» BRIEF: Scan the entries below for the word "guides" and copy every line where it turns up.

#####

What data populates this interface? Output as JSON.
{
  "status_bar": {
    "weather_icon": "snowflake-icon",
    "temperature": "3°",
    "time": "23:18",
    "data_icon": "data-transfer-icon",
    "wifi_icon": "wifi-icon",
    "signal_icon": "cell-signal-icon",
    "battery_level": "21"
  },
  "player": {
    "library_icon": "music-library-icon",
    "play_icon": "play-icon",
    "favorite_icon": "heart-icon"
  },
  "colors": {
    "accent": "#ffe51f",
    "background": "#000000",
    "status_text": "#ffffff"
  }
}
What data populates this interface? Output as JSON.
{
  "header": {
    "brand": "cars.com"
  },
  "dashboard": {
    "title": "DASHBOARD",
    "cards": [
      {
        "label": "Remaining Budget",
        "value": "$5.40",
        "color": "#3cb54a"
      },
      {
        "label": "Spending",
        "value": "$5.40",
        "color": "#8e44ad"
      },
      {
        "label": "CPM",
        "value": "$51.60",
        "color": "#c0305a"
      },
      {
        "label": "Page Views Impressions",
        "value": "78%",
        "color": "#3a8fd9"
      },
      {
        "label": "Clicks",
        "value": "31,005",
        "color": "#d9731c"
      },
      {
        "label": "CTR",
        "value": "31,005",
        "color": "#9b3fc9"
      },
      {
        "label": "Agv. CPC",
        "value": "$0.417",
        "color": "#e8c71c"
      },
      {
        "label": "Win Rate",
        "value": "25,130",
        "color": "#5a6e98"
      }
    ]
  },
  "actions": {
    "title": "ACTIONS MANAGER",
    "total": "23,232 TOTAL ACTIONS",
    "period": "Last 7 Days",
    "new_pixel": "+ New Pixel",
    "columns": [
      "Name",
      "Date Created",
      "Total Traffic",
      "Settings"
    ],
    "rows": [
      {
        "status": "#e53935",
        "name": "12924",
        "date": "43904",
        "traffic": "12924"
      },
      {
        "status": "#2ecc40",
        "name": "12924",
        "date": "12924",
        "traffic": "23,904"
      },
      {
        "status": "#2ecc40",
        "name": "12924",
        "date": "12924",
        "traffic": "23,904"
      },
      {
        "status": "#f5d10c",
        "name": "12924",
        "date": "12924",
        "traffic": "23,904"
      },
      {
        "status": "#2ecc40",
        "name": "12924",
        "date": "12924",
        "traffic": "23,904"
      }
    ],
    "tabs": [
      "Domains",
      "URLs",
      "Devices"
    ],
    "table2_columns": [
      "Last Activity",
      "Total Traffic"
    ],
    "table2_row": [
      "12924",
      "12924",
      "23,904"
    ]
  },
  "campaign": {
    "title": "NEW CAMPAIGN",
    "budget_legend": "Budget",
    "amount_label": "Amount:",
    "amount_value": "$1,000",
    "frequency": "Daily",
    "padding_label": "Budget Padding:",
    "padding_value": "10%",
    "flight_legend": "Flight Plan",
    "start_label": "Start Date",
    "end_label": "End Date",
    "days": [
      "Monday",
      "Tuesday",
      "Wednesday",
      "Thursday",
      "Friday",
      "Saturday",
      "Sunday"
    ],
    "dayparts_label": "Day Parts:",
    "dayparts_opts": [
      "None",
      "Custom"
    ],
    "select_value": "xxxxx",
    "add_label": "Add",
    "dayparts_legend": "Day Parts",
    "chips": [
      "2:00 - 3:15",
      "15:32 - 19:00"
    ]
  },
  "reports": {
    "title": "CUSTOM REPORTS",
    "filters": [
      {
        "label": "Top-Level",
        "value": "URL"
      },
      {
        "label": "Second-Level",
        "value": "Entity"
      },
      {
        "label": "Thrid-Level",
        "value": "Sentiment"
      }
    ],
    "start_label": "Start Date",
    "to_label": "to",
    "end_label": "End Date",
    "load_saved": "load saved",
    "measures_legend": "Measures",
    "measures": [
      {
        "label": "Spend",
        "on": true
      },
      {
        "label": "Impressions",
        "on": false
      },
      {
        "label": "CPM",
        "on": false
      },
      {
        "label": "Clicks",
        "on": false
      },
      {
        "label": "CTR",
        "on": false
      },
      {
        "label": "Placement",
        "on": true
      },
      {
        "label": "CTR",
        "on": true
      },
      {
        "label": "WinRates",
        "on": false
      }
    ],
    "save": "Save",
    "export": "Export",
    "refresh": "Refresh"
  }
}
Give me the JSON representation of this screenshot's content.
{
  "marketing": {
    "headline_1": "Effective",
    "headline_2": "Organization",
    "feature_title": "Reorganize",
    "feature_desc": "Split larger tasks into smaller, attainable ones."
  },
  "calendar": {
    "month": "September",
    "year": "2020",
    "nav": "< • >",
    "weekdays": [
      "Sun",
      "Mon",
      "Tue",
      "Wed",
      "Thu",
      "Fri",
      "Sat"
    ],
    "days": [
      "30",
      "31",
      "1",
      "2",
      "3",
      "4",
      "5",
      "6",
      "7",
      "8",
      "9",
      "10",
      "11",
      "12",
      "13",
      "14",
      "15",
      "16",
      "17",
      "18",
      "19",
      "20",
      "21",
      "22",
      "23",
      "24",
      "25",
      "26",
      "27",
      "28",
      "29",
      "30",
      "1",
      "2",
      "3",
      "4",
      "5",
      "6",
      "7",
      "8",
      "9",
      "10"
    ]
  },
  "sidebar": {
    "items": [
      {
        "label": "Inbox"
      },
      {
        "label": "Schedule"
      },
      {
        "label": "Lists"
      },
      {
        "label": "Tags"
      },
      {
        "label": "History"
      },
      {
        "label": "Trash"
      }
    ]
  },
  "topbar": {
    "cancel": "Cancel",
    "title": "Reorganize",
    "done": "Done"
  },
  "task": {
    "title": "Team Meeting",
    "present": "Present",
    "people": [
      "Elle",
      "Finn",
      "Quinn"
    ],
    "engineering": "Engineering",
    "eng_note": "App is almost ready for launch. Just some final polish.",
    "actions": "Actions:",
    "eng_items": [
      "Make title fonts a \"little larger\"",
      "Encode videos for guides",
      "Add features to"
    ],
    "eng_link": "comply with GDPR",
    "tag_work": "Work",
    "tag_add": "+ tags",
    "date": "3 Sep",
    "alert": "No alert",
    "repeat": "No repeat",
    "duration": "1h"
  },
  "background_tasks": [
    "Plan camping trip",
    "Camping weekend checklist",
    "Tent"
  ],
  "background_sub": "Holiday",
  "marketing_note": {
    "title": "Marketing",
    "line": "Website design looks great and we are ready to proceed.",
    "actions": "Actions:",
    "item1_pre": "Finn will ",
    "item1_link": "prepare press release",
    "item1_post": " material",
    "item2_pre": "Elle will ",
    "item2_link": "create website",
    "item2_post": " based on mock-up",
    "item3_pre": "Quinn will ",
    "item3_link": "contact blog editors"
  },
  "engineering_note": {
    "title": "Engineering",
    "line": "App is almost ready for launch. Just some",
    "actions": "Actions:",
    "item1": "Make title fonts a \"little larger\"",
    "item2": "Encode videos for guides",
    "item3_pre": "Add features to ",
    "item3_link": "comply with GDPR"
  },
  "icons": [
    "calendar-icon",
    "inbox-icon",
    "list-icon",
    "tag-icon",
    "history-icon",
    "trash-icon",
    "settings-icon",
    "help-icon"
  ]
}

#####

» ANSWER TO THIS TASK:
      "Encode videos for guides",
    "item2": "Encode videos for guides",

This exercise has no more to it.